======== INFORMATION SHOWN
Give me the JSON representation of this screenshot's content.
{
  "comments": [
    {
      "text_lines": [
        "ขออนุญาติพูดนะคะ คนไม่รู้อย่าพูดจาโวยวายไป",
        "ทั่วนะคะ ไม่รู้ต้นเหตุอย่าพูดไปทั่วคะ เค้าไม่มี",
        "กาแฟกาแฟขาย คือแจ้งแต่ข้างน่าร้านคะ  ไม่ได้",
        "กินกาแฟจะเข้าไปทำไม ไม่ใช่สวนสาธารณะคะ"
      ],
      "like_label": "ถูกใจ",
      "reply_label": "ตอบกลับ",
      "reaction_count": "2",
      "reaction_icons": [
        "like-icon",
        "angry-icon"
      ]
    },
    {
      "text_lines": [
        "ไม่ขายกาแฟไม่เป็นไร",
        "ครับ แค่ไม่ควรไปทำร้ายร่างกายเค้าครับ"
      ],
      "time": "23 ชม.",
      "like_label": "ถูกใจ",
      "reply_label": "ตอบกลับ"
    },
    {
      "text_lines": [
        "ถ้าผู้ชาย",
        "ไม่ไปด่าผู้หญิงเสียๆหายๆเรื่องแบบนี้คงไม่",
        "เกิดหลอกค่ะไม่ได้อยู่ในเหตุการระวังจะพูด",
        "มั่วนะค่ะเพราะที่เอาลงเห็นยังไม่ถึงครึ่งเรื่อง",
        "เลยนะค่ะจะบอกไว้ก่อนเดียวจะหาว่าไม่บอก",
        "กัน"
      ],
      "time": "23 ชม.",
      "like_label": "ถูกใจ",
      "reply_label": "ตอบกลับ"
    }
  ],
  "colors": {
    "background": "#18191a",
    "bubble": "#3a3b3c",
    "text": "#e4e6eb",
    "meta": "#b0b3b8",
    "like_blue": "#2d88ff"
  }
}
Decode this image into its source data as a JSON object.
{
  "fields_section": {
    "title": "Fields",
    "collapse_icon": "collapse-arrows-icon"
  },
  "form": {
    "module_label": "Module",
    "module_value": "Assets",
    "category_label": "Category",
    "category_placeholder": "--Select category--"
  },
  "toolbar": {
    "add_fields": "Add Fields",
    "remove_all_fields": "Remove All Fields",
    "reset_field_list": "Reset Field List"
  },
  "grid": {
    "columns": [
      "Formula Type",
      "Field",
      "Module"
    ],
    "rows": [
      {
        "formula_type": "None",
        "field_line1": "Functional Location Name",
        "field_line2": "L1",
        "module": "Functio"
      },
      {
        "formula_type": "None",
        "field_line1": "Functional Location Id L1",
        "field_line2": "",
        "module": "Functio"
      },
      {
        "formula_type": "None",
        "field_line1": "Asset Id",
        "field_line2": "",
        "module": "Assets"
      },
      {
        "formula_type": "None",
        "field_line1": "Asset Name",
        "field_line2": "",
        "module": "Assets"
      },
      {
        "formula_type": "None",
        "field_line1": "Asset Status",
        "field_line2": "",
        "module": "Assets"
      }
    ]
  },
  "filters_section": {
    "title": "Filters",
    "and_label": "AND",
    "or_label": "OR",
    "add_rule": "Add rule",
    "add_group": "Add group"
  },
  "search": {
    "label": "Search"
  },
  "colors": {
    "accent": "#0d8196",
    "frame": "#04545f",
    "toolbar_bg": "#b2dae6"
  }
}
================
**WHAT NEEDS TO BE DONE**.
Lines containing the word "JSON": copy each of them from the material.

**RESPONSE FOR THIS EXERCISE**.
Give me the JSON representation of this screenshot's content.
Decode this image into its source data as a JSON object.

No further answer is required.